However, the most interesting part of the study lies in the methodology used. Once the literature review had pinpointed the many possible chough caves along the Iberian Peninsula, Blanco and Negro adopted an actualization technique and pretended to be Neanderthals through role play! In 296 “role play” trials at 70 different roosting spots, they captured, tagged, and released 5525 chough crows.
The authors concluded that the night-time capture of choughs in roosting caves was extremely easy once the birds were dazzled or blinded by light: headlamps for the modern role play experiments, and fire and torches in the case of Neanderthals. The choughs dazzled by the light were so disoriented that they were easily caught by hand.

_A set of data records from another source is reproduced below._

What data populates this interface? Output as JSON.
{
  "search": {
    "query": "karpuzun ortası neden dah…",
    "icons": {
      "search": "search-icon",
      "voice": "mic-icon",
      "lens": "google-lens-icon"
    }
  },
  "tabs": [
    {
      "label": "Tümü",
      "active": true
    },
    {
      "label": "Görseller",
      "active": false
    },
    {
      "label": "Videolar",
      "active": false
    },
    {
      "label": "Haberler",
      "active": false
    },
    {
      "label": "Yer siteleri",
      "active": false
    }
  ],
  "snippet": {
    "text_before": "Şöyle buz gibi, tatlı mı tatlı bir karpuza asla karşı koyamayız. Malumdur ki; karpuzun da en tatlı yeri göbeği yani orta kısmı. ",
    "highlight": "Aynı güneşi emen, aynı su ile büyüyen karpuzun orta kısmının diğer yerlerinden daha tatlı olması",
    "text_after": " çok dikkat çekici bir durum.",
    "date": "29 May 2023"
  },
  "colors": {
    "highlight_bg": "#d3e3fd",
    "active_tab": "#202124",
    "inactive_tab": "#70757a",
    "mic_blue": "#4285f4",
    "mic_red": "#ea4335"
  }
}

The Neanderthals were anatomically better equipped to catch food at night than modern-day Homo sapiens. Neanderthals could see better at night and their eyes were bigger than ours. These advantages would have helped them locate and track birds and hunt them in low light conditions. Moreover, with their shorter legs, Neanderthals may have been better climbers, which is handy in caves where the prey is roosting up high.
While the study hasn’t been able to conclusively prove that the Neanderthals employed the technique of blinding the choughs with fire light, it has demonstrated that it was possible and remarkably easy. The researchers plan to continue delving into the nocturnal Neanderthal hunting theory using other methodologies instead of only role play.
“Palaeontologists started to look at bird fossils under the microscope quite recently — in the 21st century — and readily found cut and tooth marks, demonstrating processing and consumption by humans,” said Negro. “The emerging field of ancient DNA will surely bring about exciting discoveries [and] new techniques underway may reveal unsuspected relationships,” he concluded.
Top Image: Neanderthal hunting birds in a cave at night. The latest study, using role play, has shown that Neanderthals were likely also nocturnal hunters, which is a completely new aspect for our ancient cousins. Source: Gorodenkoff / Adobe Stock
By Sahir Pandey